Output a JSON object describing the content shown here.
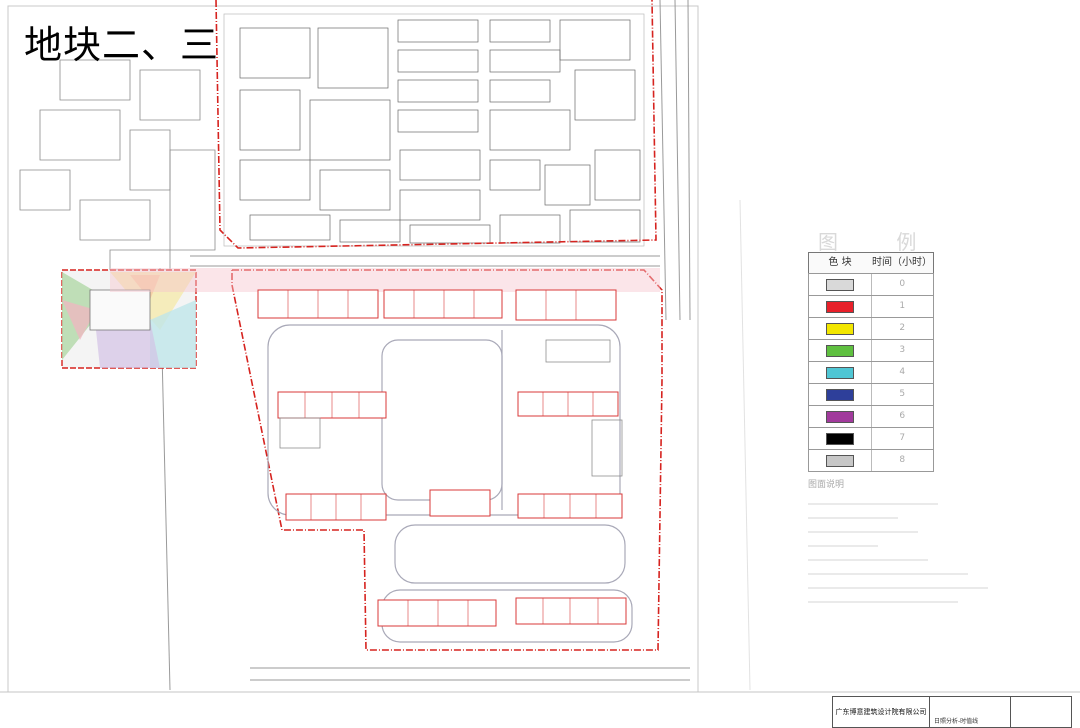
{
  "slide": {
    "title": "地块二、三"
  },
  "legend": {
    "title": "图 例",
    "col_color": "色 块",
    "col_time": "时间（小时）",
    "rows": [
      {
        "hours": "0",
        "color": "#d9d9d9"
      },
      {
        "hours": "1",
        "color": "#e8202a"
      },
      {
        "hours": "2",
        "color": "#f2e600"
      },
      {
        "hours": "3",
        "color": "#5fc040"
      },
      {
        "hours": "4",
        "color": "#4fc6d4"
      },
      {
        "hours": "5",
        "color": "#2e3f9a"
      },
      {
        "hours": "6",
        "color": "#a13a9c"
      },
      {
        "hours": "7",
        "color": "#000000"
      },
      {
        "hours": "8",
        "color": "#c7c7c7"
      }
    ]
  },
  "notes_heading": "图面说明",
  "title_block": {
    "company": "广东博意建筑设计院有限公司",
    "drawing_name": "日照分析-时值线"
  }
}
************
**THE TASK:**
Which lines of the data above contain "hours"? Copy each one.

**RESPONSE TO THE EXERCISE:**
        "hours": "0",
        "hours": "1",
        "hours": "2",
        "hours": "3",
        "hours": "4",
        "hours": "5",
        "hours": "6",
        "hours": "7",
        "hours": "8",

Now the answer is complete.